Now having trolled there with another unmarried mother, I wasn’t expecting to see anyone else who knew me - lots of people there that I knew mind you, but they don’t know who I am these days, it was 20 years ago after all, and they weren’t wearing their bifocals.
But as chance would have it I did bump into an old chum who I don’t think I had seen for about 15 years – no names, no law suits. Lovely to see her, and her male friend (carer). Now she’s obviously been at the barmaid’s apron prior to our arrival, but she was still walking the line, as Johnny Cash would say. Like us she was very excited about seeing and hearing Patrick. However by the end of the session, the Chardolini had kicked in and she wasn’t at all happy about Patrick’s new novel.
‘Why is he always writing about the past?
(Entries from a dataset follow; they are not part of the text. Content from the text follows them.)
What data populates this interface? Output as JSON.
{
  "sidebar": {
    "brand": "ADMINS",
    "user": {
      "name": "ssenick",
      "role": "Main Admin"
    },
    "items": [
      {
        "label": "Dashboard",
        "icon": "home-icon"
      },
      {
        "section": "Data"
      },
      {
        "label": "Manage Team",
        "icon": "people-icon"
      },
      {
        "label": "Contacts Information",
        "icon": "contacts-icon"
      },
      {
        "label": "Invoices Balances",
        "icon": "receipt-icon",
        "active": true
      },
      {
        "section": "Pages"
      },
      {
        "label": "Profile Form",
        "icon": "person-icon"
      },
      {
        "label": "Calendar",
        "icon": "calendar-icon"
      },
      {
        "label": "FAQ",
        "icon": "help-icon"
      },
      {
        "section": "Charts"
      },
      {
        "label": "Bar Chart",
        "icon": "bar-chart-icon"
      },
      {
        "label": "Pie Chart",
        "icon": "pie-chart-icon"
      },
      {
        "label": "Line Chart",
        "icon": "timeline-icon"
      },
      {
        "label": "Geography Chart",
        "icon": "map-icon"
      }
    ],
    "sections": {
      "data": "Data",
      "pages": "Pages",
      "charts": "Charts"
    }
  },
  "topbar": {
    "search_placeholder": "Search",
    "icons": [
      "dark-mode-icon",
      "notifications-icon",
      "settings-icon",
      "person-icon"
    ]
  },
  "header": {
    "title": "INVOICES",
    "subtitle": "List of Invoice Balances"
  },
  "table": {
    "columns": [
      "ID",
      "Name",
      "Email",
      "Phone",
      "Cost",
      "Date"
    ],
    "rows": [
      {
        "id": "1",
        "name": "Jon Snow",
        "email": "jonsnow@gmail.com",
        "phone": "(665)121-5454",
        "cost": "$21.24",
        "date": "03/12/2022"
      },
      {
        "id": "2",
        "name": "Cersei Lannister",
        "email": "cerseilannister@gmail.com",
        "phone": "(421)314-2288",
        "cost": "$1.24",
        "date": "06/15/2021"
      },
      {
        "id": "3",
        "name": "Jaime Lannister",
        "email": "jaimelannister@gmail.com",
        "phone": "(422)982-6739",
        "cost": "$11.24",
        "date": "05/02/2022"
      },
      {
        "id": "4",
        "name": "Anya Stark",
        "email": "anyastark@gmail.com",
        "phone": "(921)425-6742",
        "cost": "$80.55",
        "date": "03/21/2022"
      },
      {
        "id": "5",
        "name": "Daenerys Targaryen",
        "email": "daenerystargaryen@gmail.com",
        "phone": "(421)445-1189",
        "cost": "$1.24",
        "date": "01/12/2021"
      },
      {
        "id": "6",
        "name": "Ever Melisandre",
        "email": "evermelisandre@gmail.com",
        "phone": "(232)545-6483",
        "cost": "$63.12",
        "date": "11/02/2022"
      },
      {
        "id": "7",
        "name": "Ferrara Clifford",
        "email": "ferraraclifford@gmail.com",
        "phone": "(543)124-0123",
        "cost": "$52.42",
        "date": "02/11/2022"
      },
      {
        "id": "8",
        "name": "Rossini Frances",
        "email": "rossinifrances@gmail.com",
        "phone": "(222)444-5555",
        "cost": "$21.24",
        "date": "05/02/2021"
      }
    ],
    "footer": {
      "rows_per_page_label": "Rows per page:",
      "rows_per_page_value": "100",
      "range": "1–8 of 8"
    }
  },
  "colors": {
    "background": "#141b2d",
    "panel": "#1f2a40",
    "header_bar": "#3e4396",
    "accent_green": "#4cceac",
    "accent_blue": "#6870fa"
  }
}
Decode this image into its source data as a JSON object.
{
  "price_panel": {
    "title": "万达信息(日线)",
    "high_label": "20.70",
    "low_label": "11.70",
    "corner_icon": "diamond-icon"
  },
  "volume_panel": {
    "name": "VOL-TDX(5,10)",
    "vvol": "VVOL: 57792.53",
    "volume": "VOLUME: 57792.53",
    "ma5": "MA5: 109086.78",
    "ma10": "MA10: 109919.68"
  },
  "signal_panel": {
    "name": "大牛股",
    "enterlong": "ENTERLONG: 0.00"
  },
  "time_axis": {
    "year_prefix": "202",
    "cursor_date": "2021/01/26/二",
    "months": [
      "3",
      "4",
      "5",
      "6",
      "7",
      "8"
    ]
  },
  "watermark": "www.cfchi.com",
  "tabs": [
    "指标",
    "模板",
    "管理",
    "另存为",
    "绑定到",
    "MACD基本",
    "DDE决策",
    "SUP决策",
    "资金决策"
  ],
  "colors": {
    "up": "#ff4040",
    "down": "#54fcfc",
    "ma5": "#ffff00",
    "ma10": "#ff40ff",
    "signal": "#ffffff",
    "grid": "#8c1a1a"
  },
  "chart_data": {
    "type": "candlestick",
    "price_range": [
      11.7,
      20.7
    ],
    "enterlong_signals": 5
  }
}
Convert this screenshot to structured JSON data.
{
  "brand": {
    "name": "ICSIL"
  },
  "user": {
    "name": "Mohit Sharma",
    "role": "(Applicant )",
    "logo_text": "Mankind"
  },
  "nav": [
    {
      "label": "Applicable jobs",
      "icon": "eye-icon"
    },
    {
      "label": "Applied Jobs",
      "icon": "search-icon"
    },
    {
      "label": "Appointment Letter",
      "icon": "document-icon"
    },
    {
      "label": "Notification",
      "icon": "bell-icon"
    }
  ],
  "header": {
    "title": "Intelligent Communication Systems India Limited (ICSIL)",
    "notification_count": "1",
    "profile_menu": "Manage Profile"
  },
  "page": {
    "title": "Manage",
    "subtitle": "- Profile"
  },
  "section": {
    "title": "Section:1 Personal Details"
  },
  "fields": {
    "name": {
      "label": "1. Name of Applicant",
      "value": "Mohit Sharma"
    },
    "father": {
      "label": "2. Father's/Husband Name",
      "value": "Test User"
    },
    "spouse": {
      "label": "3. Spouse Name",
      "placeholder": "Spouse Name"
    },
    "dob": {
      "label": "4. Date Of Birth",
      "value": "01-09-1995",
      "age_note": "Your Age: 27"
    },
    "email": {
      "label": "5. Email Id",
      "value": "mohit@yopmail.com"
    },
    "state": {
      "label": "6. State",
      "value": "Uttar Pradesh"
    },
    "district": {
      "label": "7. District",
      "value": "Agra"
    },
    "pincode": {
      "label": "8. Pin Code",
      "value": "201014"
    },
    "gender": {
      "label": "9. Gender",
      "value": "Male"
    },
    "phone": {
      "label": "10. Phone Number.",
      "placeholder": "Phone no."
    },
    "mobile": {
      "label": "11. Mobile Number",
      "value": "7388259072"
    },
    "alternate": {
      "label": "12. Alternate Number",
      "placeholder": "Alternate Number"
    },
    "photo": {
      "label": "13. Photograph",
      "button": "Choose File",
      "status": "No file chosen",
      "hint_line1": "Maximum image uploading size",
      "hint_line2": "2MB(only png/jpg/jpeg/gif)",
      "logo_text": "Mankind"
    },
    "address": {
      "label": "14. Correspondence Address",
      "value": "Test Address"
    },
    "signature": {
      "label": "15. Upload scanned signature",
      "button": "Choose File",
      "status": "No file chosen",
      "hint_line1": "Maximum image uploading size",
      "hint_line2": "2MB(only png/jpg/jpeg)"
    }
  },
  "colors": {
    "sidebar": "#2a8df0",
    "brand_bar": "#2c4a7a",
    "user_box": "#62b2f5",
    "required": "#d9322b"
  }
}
Why doesn’t he write about more contemporary issues?’ she asked.
Oh dear, she was off - she’d got messy, and this ladies and gentleman is the one thing on the wine list of sobriety I don’t like people ordering.
So, messy, schmessy, what’s a bit of mess between old friends – it usually wipes off doesn’t it?
She proceeded to march up to Patrick at the end and start having a ‘discussion’ at him for being so stuck in the past and only writing about the 80’s. The excerpt Patrick had read hadn’t obviously been set in the 80’s I had thought; perhaps it had a warm summer’s evening glow of vintage times about it, but nothing obvious. Anyway we prised her away, so his fans could say hello and get their books signed. He was unharmed.
When I got back to my seat having had my book signed, she was still at it, defending her right to discuss his lack of contemporaneity with him.  Then she launched into her manifesto.
“Why’s he still writing about the 80’s, he’s done that already in that thing he wrote about the Tory boy, beauty something, set in the 80’s”
“Line of beauty?” we enquired.
“That’s it, they did a version for the telly” she said
“That was by Alan Hollinghurst” we said
“Was that not Alan Hollinghurst?” she asked